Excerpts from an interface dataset
★ ★ ★ ★ ★
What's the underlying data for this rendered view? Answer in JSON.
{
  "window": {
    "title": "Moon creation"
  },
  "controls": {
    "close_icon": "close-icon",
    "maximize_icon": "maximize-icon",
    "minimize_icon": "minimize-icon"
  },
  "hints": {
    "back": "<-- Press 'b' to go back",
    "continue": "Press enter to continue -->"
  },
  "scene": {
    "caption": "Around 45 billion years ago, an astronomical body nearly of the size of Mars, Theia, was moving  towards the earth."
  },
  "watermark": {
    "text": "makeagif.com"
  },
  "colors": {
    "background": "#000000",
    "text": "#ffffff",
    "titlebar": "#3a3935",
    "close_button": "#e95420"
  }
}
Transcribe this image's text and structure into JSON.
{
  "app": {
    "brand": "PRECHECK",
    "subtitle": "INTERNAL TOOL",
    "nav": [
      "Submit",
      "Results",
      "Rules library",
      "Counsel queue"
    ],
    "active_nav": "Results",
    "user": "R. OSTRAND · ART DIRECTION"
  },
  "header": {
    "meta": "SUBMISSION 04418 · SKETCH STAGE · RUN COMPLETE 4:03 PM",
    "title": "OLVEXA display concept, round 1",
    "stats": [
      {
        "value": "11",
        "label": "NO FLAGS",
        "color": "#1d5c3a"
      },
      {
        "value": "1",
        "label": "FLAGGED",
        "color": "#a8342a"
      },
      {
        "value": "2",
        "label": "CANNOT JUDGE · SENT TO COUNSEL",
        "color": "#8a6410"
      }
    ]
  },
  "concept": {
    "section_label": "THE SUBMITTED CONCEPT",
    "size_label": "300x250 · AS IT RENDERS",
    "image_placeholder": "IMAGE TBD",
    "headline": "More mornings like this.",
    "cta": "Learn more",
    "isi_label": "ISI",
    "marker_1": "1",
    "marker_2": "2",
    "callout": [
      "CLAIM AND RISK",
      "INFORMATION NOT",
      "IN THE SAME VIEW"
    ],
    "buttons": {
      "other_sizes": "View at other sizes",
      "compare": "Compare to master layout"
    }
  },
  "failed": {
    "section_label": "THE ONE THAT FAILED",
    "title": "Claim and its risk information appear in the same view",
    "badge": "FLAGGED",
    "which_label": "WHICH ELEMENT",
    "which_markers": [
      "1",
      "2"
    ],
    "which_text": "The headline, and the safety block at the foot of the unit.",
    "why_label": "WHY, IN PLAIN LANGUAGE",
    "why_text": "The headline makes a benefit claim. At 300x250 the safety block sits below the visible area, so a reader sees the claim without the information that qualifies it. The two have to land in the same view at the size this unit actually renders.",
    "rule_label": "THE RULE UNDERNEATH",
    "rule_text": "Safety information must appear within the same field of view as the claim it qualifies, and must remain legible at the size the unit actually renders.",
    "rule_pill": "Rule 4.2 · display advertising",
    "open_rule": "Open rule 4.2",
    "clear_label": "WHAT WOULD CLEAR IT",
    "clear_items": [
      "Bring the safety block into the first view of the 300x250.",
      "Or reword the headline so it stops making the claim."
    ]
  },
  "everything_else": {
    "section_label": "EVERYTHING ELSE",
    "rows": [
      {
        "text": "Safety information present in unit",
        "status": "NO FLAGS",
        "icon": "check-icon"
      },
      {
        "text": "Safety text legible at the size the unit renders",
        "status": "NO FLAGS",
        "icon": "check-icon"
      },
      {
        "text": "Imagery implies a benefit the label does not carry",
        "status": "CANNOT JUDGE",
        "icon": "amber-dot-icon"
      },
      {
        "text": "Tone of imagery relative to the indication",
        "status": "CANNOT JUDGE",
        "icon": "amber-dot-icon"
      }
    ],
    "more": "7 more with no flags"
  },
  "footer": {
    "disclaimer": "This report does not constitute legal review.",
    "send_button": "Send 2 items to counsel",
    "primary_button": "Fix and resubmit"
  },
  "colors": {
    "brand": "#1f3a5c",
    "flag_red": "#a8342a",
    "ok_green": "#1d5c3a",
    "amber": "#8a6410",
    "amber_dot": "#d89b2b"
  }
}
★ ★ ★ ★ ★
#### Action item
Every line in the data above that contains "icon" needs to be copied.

#### Written solution
    "close_icon": "close-icon",
    "maximize_icon": "maximize-icon",
    "minimize_icon": "minimize-icon"
        "icon": "check-icon"
        "icon": "check-icon"
        "icon": "amber-dot-icon"
        "icon": "amber-dot-icon"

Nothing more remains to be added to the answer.